When Michael Gove announced last November that maths GCSE was going to get tougher, I doubt many of us realised just how tough. From September, it will almost double in size.

The new qualification will provide greater challenge for the most able students. This is a welcome change; it will better prepare students for the demands of maths A-level. At present a student can get an A* in maths GCSE if they are bright and hard-working, even if they have gaps in their underlying mathematical understanding. From 2017, the top grade will be much harder to achieve and will require deep conceptual understanding of a broad range of mathematical topics, as well as strong reasoning and problem-solving skills.

The changes to the foundation tier focus on ensuring that every student masters fundamental maths. The syllabus now includes a large number of topics previously reserved for higher tier students, including quadratic equations and trigonometry.

Given that students often start year 7 sometimes not knowing their times-tables and even unable to tell the time, this will be challenging. At secondary school we have five years to build up their confidence and to develop their mathematical fluency and understanding of a broad curriculum. It’s a daunting task, but entirely worthwhile.

The reforms value mathematics as fundamental to facilitating learning in other subjects and the principles underlying the changes to GCSE are sound. Unfortunately the practicalities are less so.

Mr Gove’s announcement anticipated that schools would want to increase time spent teaching maths.
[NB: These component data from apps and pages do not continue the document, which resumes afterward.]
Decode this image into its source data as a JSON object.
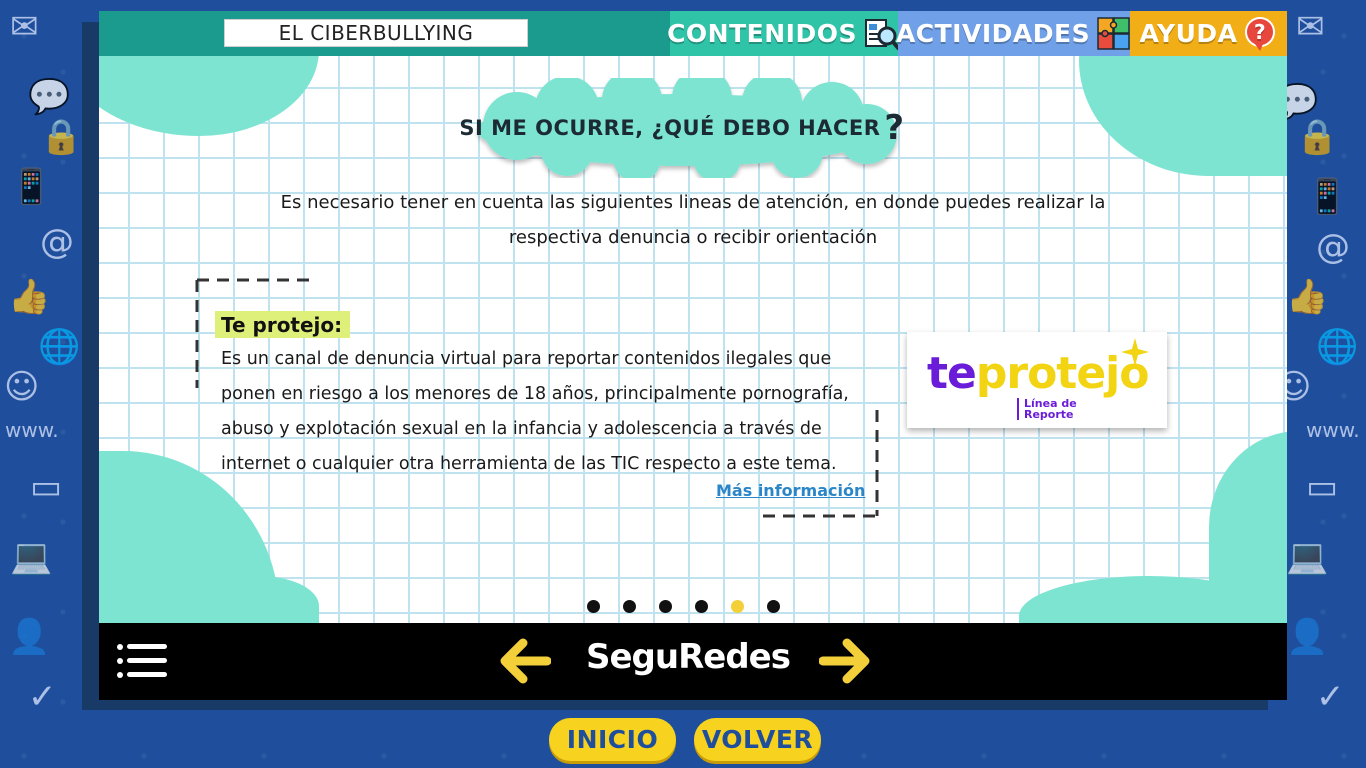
{
  "header": {
    "title": "EL CIBERBULLYING",
    "nav": [
      {
        "label": "CONTENIDOS",
        "icon": "magnifier-document-icon"
      },
      {
        "label": "ACTIVIDADES",
        "icon": "puzzle-icon"
      },
      {
        "label": "AYUDA",
        "icon": "question-bubble-icon"
      }
    ]
  },
  "main": {
    "heading_part1": "SI ME OCURRE, ",
    "heading_part2": "¿QUÉ DEBO HACER",
    "heading_part3": "?",
    "intro": "Es necesario tener en cuenta las siguientes lineas de atención, en donde puedes realizar la respectiva denuncia o recibir orientación",
    "card": {
      "label": "Te protejo:",
      "description": "Es un canal de denuncia virtual para reportar contenidos ilegales que ponen en riesgo a los menores de 18 años, principalmente pornografía, abuso y explotación sexual en la infancia y adolescencia a través de internet o cualquier otra herramienta de las TIC respecto a este tema.",
      "link": "Más información"
    },
    "logo": {
      "part1": "te",
      "part2": "protejo",
      "sub1": "Línea de",
      "sub2": "Reporte"
    },
    "pagination": {
      "total": 6,
      "current": 5
    }
  },
  "footer": {
    "brand": "SeguRedes",
    "buttons": {
      "inicio": "INICIO",
      "volver": "VOLVER"
    }
  },
  "colors": {
    "topbar": "#1a9b8d",
    "contenidos": "#2fc4a7",
    "actividades": "#6fa0e8",
    "ayuda": "#f2ae16",
    "accent_yellow": "#f7d21f",
    "mint": "#7de4d2",
    "background": "#1f4f9c"
  }
}
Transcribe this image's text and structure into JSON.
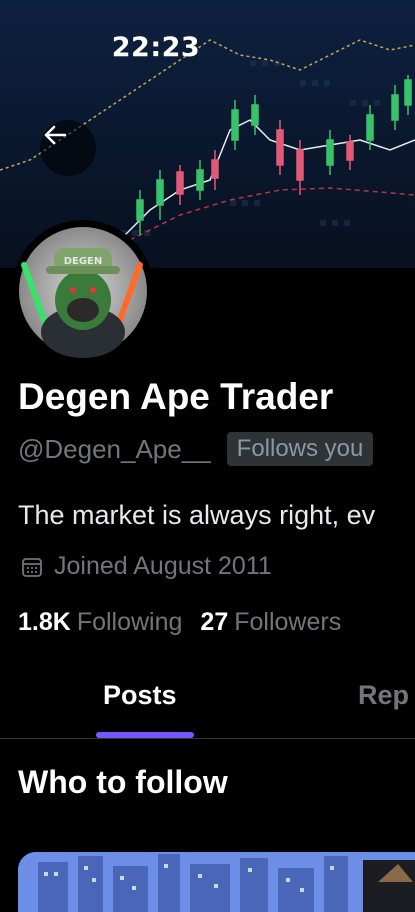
{
  "status_bar": {
    "time": "22:23"
  },
  "profile": {
    "name": "Degen Ape Trader",
    "handle": "@Degen_Ape__",
    "follows_you": "Follows you",
    "bio": "The market is always right, ev",
    "joined": "Joined August 2011",
    "avatar_hat_text": "DEGEN",
    "following_count": "1.8K",
    "following_label": "Following",
    "followers_count": "27",
    "followers_label": "Followers"
  },
  "tabs": [
    {
      "label": "Posts",
      "active": true
    },
    {
      "label": "Rep",
      "active": false
    }
  ],
  "who_to_follow": {
    "title": "Who to follow"
  },
  "colors": {
    "accent": "#7856ff",
    "muted": "#71767b",
    "banner": "#0a1628"
  }
}
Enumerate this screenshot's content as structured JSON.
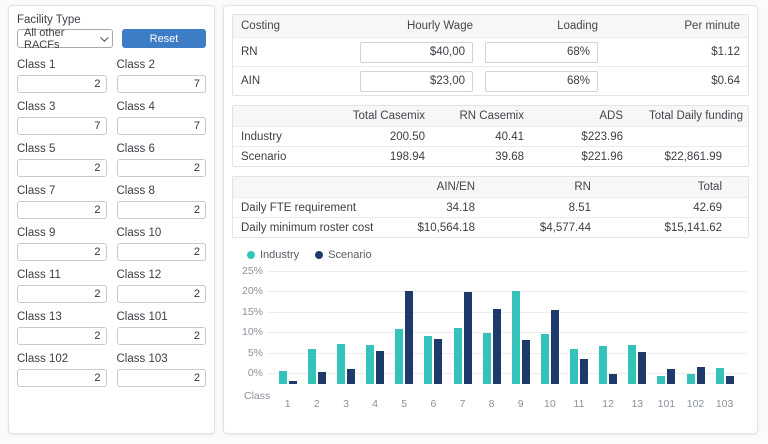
{
  "colors": {
    "accent_blue": "#3d7dc6",
    "industry_teal": "#35c2bb",
    "scenario_navy": "#1d3a6a"
  },
  "facility_panel": {
    "facility_type_label": "Facility Type",
    "facility_type_value": "All other RACFs",
    "reset_label": "Reset",
    "classes": [
      {
        "label": "Class 1",
        "value": "2"
      },
      {
        "label": "Class 2",
        "value": "7"
      },
      {
        "label": "Class 3",
        "value": "7"
      },
      {
        "label": "Class 4",
        "value": "7"
      },
      {
        "label": "Class 5",
        "value": "2"
      },
      {
        "label": "Class 6",
        "value": "2"
      },
      {
        "label": "Class 7",
        "value": "2"
      },
      {
        "label": "Class 8",
        "value": "2"
      },
      {
        "label": "Class 9",
        "value": "2"
      },
      {
        "label": "Class 10",
        "value": "2"
      },
      {
        "label": "Class 11",
        "value": "2"
      },
      {
        "label": "Class 12",
        "value": "2"
      },
      {
        "label": "Class 13",
        "value": "2"
      },
      {
        "label": "Class 101",
        "value": "2"
      },
      {
        "label": "Class 102",
        "value": "2"
      },
      {
        "label": "Class 103",
        "value": "2"
      }
    ]
  },
  "costing_table": {
    "headers": [
      "Costing",
      "Hourly Wage",
      "Loading",
      "Per minute"
    ],
    "rows": [
      {
        "label": "RN",
        "hourly_wage": "$40,00",
        "loading": "68%",
        "per_minute": "$1.12"
      },
      {
        "label": "AIN",
        "hourly_wage": "$23,00",
        "loading": "68%",
        "per_minute": "$0.64"
      }
    ]
  },
  "casemix_table": {
    "headers": [
      "",
      "Total Casemix",
      "RN Casemix",
      "ADS",
      "Total Daily funding"
    ],
    "rows": [
      {
        "label": "Industry",
        "total_casemix": "200.50",
        "rn_casemix": "40.41",
        "ads": "$223.96",
        "total_daily_funding": ""
      },
      {
        "label": "Scenario",
        "total_casemix": "198.94",
        "rn_casemix": "39.68",
        "ads": "$221.96",
        "total_daily_funding": "$22,861.99"
      }
    ]
  },
  "fte_table": {
    "headers": [
      "",
      "AIN/EN",
      "RN",
      "Total"
    ],
    "rows": [
      {
        "label": "Daily FTE requirement",
        "ain_en": "34.18",
        "rn": "8.51",
        "total": "42.69"
      },
      {
        "label": "Daily minimum roster cost",
        "ain_en": "$10,564.18",
        "rn": "$4,577.44",
        "total": "$15,141.62"
      }
    ]
  },
  "chart_data": {
    "type": "bar",
    "title": "",
    "xlabel": "Class",
    "ylabel": "",
    "grid": true,
    "legend_position": "top-left",
    "categories": [
      "1",
      "2",
      "3",
      "4",
      "5",
      "6",
      "7",
      "8",
      "9",
      "10",
      "11",
      "12",
      "13",
      "101",
      "102",
      "103"
    ],
    "series": [
      {
        "name": "Industry",
        "color": "#35c2bb",
        "values": [
          0.7,
          6.0,
          7.2,
          6.8,
          10.9,
          9.1,
          11.1,
          9.9,
          20.0,
          9.6,
          5.9,
          6.6,
          6.9,
          -0.6,
          -0.2,
          1.2
        ]
      },
      {
        "name": "Scenario",
        "color": "#1d3a6a",
        "values": [
          -1.9,
          0.4,
          1.1,
          5.4,
          20.2,
          8.3,
          19.8,
          15.6,
          8.2,
          15.4,
          3.5,
          -0.1,
          5.1,
          1.1,
          1.6,
          -0.6
        ]
      }
    ],
    "y_ticks": [
      "25%",
      "20%",
      "15%",
      "10%",
      "5%",
      "0%"
    ],
    "y_tick_values": [
      25,
      20,
      15,
      10,
      5,
      0
    ],
    "ylim": [
      0,
      25
    ]
  }
}
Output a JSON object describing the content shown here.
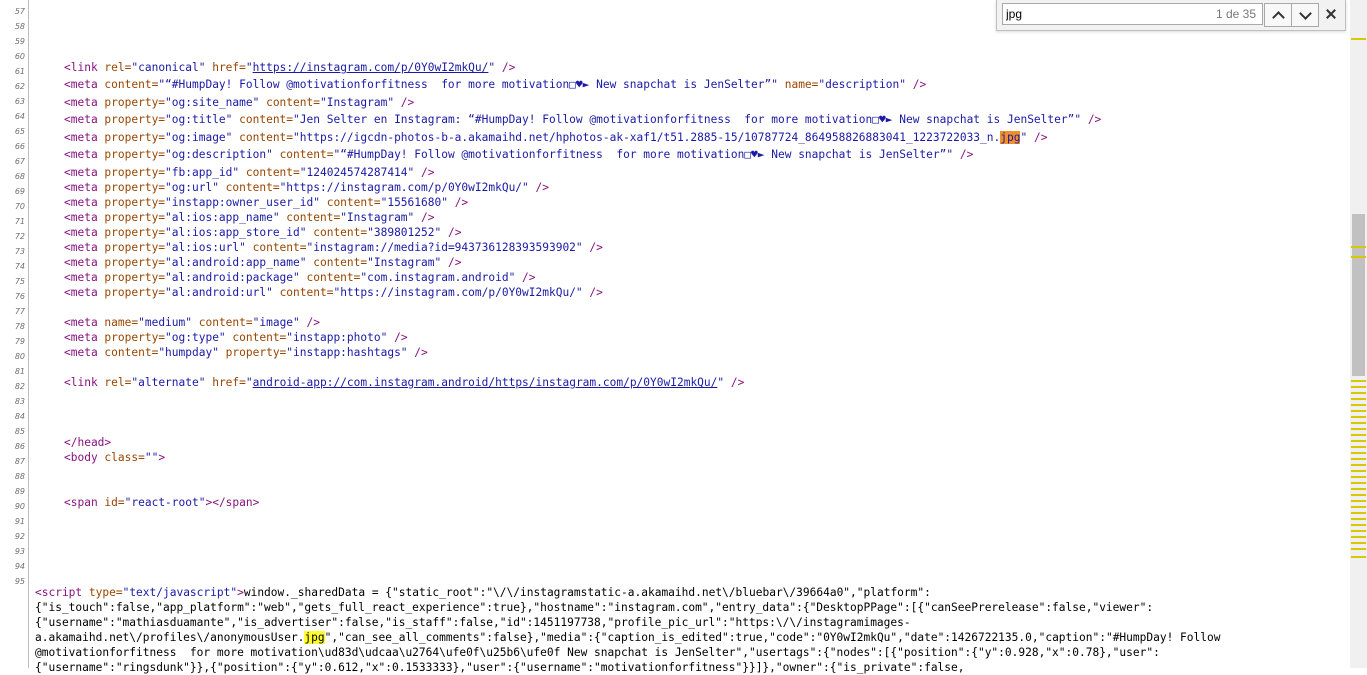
{
  "find_bar": {
    "query": "jpg",
    "count": "1 de 35"
  },
  "gutter": {
    "numbers": [
      "57",
      "58",
      "59",
      "60",
      "61",
      "62",
      "63",
      "64",
      "65",
      "66",
      "67",
      "68",
      "69",
      "70",
      "71",
      "72",
      "73",
      "74",
      "75",
      "76",
      "77",
      "78",
      "79",
      "80",
      "81",
      "82",
      "83",
      "84",
      "85",
      "86",
      "87",
      "88",
      "89",
      "90",
      "91",
      "92",
      "93",
      "94",
      "95"
    ]
  },
  "lines": {
    "l61": {
      "t1": "<link ",
      "a1": "rel=",
      "v1": "\"canonical\"",
      "a2": " href=",
      "v2a": "\"",
      "v2": "https://instagram.com/p/0Y0wI2mkQu/",
      "v2b": "\"",
      "t2": " />"
    },
    "l62": {
      "t1": "<meta ",
      "a1": "content=",
      "v1": "\"“#HumpDay! Follow @motivationforfitness  for more motivation□♥► New snapchat is JenSelter”\"",
      "a2": " name=",
      "v2": "\"description\"",
      "t2": " />"
    },
    "l63": {
      "t1": "<meta ",
      "a1": "property=",
      "v1": "\"og:site_name\"",
      "a2": " content=",
      "v2": "\"Instagram\"",
      "t2": " />"
    },
    "l64": {
      "t1": "<meta ",
      "a1": "property=",
      "v1": "\"og:title\"",
      "a2": " content=",
      "v2": "\"Jen Selter en Instagram: “#HumpDay! Follow @motivationforfitness  for more motivation□♥► New snapchat is JenSelter”\"",
      "t2": " />"
    },
    "l65": {
      "t1": "<meta ",
      "a1": "property=",
      "v1": "\"og:image\"",
      "a2": " content=",
      "v2": "\"https://igcdn-photos-b-a.akamaihd.net/hphotos-ak-xaf1/t51.2885-15/10787724_864958826883041_1223722033_n.",
      "hl": "jpg",
      "v2b": "\"",
      "t2": " />"
    },
    "l66": {
      "t1": "<meta ",
      "a1": "property=",
      "v1": "\"og:description\"",
      "a2": " content=",
      "v2": "\"“#HumpDay! Follow @motivationforfitness  for more motivation□♥► New snapchat is JenSelter”\"",
      "t2": " />"
    },
    "l67": {
      "t1": "<meta ",
      "a1": "property=",
      "v1": "\"fb:app_id\"",
      "a2": " content=",
      "v2": "\"124024574287414\"",
      "t2": " />"
    },
    "l68": {
      "t1": "<meta ",
      "a1": "property=",
      "v1": "\"og:url\"",
      "a2": " content=",
      "v2": "\"https://instagram.com/p/0Y0wI2mkQu/\"",
      "t2": " />"
    },
    "l69": {
      "t1": "<meta ",
      "a1": "property=",
      "v1": "\"instapp:owner_user_id\"",
      "a2": " content=",
      "v2": "\"15561680\"",
      "t2": " />"
    },
    "l70": {
      "t1": "<meta ",
      "a1": "property=",
      "v1": "\"al:ios:app_name\"",
      "a2": " content=",
      "v2": "\"Instagram\"",
      "t2": " />"
    },
    "l71": {
      "t1": "<meta ",
      "a1": "property=",
      "v1": "\"al:ios:app_store_id\"",
      "a2": " content=",
      "v2": "\"389801252\"",
      "t2": " />"
    },
    "l72": {
      "t1": "<meta ",
      "a1": "property=",
      "v1": "\"al:ios:url\"",
      "a2": " content=",
      "v2": "\"instagram://media?id=943736128393593902\"",
      "t2": " />"
    },
    "l73": {
      "t1": "<meta ",
      "a1": "property=",
      "v1": "\"al:android:app_name\"",
      "a2": " content=",
      "v2": "\"Instagram\"",
      "t2": " />"
    },
    "l74": {
      "t1": "<meta ",
      "a1": "property=",
      "v1": "\"al:android:package\"",
      "a2": " content=",
      "v2": "\"com.instagram.android\"",
      "t2": " />"
    },
    "l75": {
      "t1": "<meta ",
      "a1": "property=",
      "v1": "\"al:android:url\"",
      "a2": " content=",
      "v2": "\"https://instagram.com/p/0Y0wI2mkQu/\"",
      "t2": " />"
    },
    "l77": {
      "t1": "<meta ",
      "a1": "name=",
      "v1": "\"medium\"",
      "a2": " content=",
      "v2": "\"image\"",
      "t2": " />"
    },
    "l78": {
      "t1": "<meta ",
      "a1": "property=",
      "v1": "\"og:type\"",
      "a2": " content=",
      "v2": "\"instapp:photo\"",
      "t2": " />"
    },
    "l79": {
      "t1": "<meta ",
      "a1": "content=",
      "v1": "\"humpday\"",
      "a2": " property=",
      "v2": "\"instapp:hashtags\"",
      "t2": " />"
    },
    "l81": {
      "t1": "<link ",
      "a1": "rel=",
      "v1": "\"alternate\"",
      "a2": " href=",
      "v2a": "\"",
      "v2": "android-app://com.instagram.android/https/instagram.com/p/0Y0wI2mkQu/",
      "v2b": "\"",
      "t2": " />"
    },
    "l85": {
      "t1": "</head>"
    },
    "l86": {
      "t1": "<body ",
      "a1": "class=",
      "v1": "\"\"",
      "t2": ">"
    },
    "l89": {
      "t1": "<span ",
      "a1": "id=",
      "v1": "\"react-root\"",
      "t2": "></span>"
    },
    "l95": {
      "t1": "<script ",
      "a1": "type=",
      "v1": "\"text/javascript\"",
      "t2": ">",
      "js1": "window._sharedData = {\"static_root\":\"\\/\\/instagramstatic-a.akamaihd.net\\/bluebar\\/39664a0\",\"platform\":",
      "js2": "{\"is_touch\":false,\"app_platform\":\"web\",\"gets_full_react_experience\":true},\"hostname\":\"instagram.com\",\"entry_data\":{\"DesktopPPage\":[{\"canSeePrerelease\":false,\"viewer\":",
      "js3": "{\"username\":\"mathiasduamante\",\"is_advertiser\":false,\"is_staff\":false,\"id\":1451197738,\"profile_pic_url\":\"https:\\/\\/instagramimages-",
      "js4a": "a.akamaihd.net\\/profiles\\/anonymousUser.",
      "js4hl": "jpg",
      "js4b": "\",\"can_see_all_comments\":false},\"media\":{\"caption_is_edited\":true,\"code\":\"0Y0wI2mkQu\",\"date\":1426722135.0,\"caption\":\"#HumpDay! Follow",
      "js5": "@motivationforfitness  for more motivation\\ud83d\\udcaa\\u2764\\ufe0f\\u25b6\\ufe0f New snapchat is JenSelter\",\"usertags\":{\"nodes\":[{\"position\":{\"y\":0.928,\"x\":0.78},\"user\":",
      "js6": "{\"username\":\"ringsdunk\"}},{\"position\":{\"y\":0.612,\"x\":0.1533333},\"user\":{\"username\":\"motivationforfitness\"}}]},\"owner\":{\"is_private\":false,"
    }
  }
}
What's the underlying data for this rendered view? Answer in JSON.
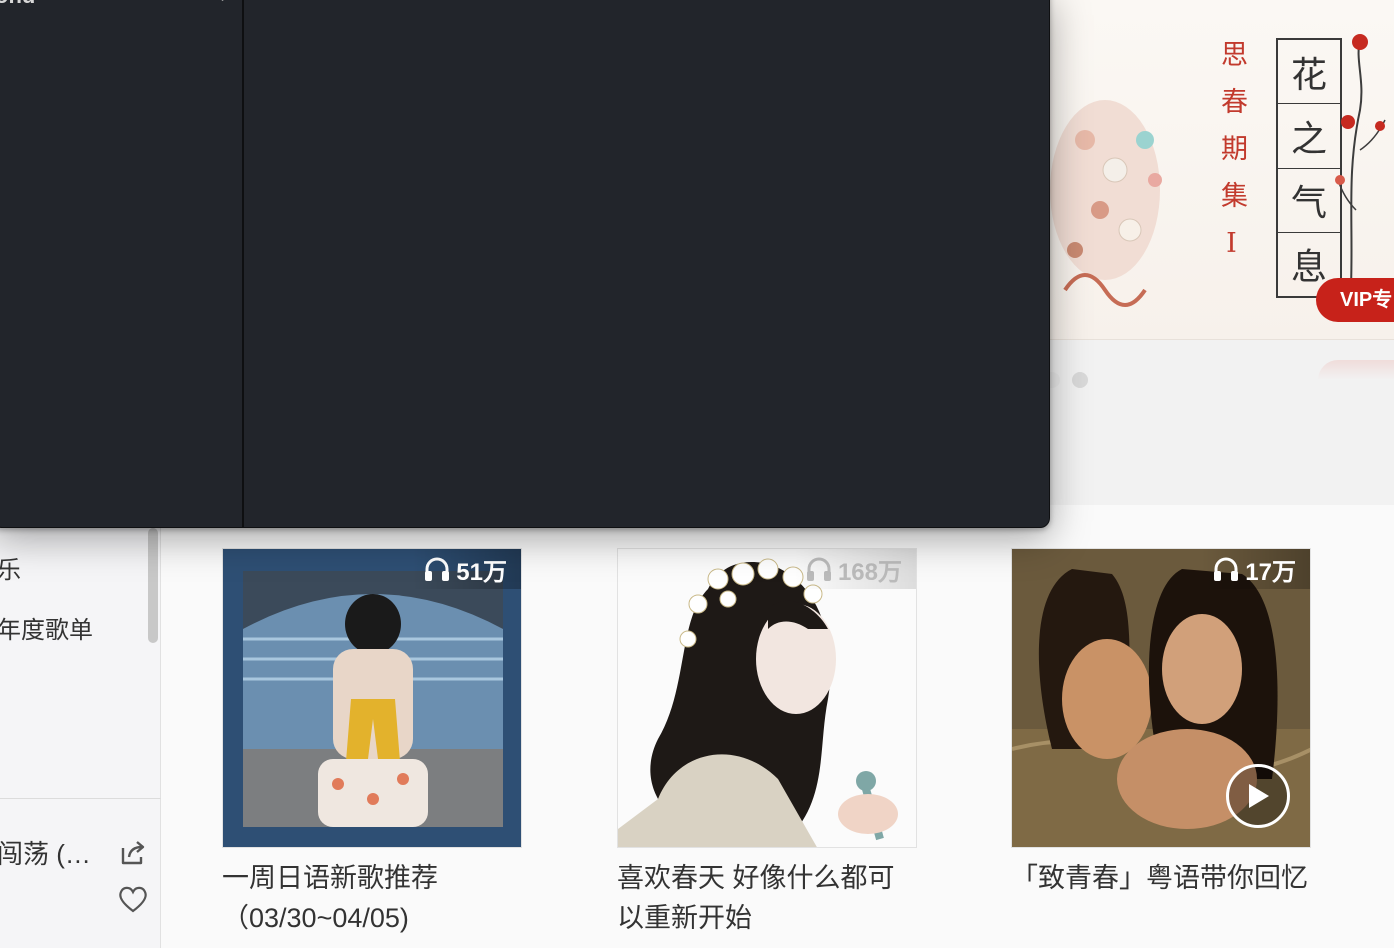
{
  "sidebar": {
    "item_partial_1": "乐",
    "item_partial_2": "年度歌单",
    "now_playing_title": "闯荡 (…"
  },
  "banner": {
    "vertical_text": "思春期集Ⅰ",
    "boxed_chars": [
      "花",
      "之",
      "气",
      "息"
    ],
    "vip_label": "VIP专"
  },
  "playlists": [
    {
      "play_count": "51万",
      "title": "一周日语新歌推荐（03/30~04/05)"
    },
    {
      "play_count": "168万",
      "title": "喜欢春天 好像什么都可以重新开始"
    },
    {
      "play_count": "17万",
      "title": "「致青春」粤语带你回忆"
    }
  ],
  "dark_window": {
    "cut_label": "ond"
  },
  "icons": {
    "share": "share-icon",
    "like": "heart-icon",
    "headphones": "headphones-icon",
    "play": "play-icon"
  }
}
Given the amount of new topics there is clearly a need for a significant increase in contact time, and not just at GCSE. To master the underlying conceptual knowledge, more maths teaching time is also needed at key stage 3.

Entire cohorts will sit their exams in 2017 woefully unprepared

Proactive schools are ahead of the game – they have already implemented new schemes of work, accompanied by an increased number of maths lessons at both key stages 3 and 4. In many cases, time at key stage 4 has been found by reducing the number of GCSEs taken by the 2017 cohort. Where key stage 3 maths teaching time has been increased, this may have been achieved by reducing lessons in subjects such as dance or drama.

Schools that choose not to increase maths teaching time are likely come unstuck two years from now. They may end up rushing through the syllabus or simply be unable to complete it. Entire cohorts will sit their exams in 2017 woefully unprepared. Why aren’t these schools following the government’s advice to increase
teaching time in maths? In most cases it’s because they will be unable to staff the additional lessons.

And here we have the real problem. To add an extra hour a week of maths lessons, schools will need to recruit an additional maths teacher. This is where the plan starts to fall apart. Currently around one in five schools has a vacancy in maths – and the recruitment crisis is worsening. With the requirements of the new GCSE, plus the introduction of the new core maths post-16 qualifications, the number of vacancies is set to rise dramatically this year. Where will the teachers come from to fill them? Demand is increasing at the same time that supply is falling.

Has the government put the cart before the horse? Before devising a new qualification that requires additional teachers, they should have ensured a sufficient supply of maths teachers. This isn’t just a recruitment crisis. It’s a failure of education for a generation of young people. It’s a catastrophe for the country. The government is concerned about the UK’s global competitiveness and they’ve determined that maths education is the key. But without teachers, we can’t implement their policies. It doesn’t take a mathematician to see that the numbers just don’t add up.